Online churches like LifeChurch.tv are just a recent example of American religion using technology in an inventive way. Now almost forgotten are 19th-century chapel train cars that took religion to where the people were—on the frontier. Clergy rode in these cars, holding services between stops, using what in that day was a state-of-the-art means of making religion accessible (Robert D. Putnam and David E. Campbell, American Grace: How Religion Divides and Unites Us, Simon & Schuster).
Nov 01, 2010
A new Ugandan newspaper named the Rolling Stone (not to be confused with the American magazine with the same name) featured a list of the 100 "top" homosexuals in the country, along with their pictures and addresses. The banner on the paper said, "Hang them." This edition of the newspaper appeared near the one-year anniversary of the introduction of legislation in the Ugandan parliament that would impose the death penalty for some homosexuals and life imprisonment for others. The proposed legislation was shelved, yet more than 20 homosexuals have been attacked in Uganda since its introduction and another 17 were arrested and are in prison. The legislation was supported by some conservative Christian leaders in the U.S. (AP).
Fire or ice?
Oct 28, 2010
Humans have long speculated about how the world will end. During the cold war the focus was on nuclear annihilation. Now the focus is on the threat of terrorists getting access to bioweapons. Corey S. Powell lists 30 threats that could end the world—or human life—as we know it. Environmental toxins, a biotech disaster or an ecosytem collapse could make life impossible. But Powell thinks most of his 30 doomsday scenarios are unlikely (Discover, October).
Oct 27, 2010
In January Apple announced that it had sold 250 million iPods, the fastest-selling music player of all time. The iPod fulfilled the dream of Steve Jobs, Apple's CEO, to dominate the music industry and change the way music is heard, sold, bought and consumed. The year before, Apple had lost $816 million, and the company's reputation as an innovator was in decline. Adrian Gostick and Chester Elton, authors of The Orange Revolution (Free Press), ask: would your organization, on the heels of its worst year, put its best people on a team and ask them to create something that fell outside the usual operating model?

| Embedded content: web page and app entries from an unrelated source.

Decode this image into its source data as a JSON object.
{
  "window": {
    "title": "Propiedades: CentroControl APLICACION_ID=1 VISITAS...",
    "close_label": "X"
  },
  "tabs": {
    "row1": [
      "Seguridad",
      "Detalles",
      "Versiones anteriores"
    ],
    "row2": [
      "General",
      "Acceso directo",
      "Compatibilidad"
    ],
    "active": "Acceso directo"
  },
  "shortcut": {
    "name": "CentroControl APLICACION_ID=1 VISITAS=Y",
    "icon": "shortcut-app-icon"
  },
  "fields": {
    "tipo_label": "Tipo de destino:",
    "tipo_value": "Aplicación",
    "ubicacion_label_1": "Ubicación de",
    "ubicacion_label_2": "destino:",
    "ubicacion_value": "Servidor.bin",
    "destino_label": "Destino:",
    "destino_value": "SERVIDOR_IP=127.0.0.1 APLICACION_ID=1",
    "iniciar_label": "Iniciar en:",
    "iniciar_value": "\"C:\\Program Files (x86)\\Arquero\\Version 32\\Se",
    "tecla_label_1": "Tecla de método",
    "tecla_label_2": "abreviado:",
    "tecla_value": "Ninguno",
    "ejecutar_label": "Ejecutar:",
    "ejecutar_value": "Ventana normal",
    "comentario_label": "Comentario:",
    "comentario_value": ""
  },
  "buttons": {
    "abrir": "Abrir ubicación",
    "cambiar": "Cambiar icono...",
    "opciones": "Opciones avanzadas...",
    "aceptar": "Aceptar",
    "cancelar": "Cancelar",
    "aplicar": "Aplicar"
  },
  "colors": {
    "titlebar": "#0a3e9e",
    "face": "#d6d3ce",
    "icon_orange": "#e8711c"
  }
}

Oct 26, 2010
Three marketing researchers have concluded that the less religious one is, the more commercial brand names matter. Their paper, available online at the Marketing Science journal, is titled "Brands: The Opiate of Non-Religious Masses?" For people who aren't religious, visible markers of commercial brands, such as logos on a laptop or shirt pocket, function as a means of self-expression and as an assertion of self-worth comparable to the symbolic expression of faith. The word for marketers: direct nonreligious consumers to recognizable national brands and the religious ones toward lesser-known store brands (Office of News and Communications, Duke University).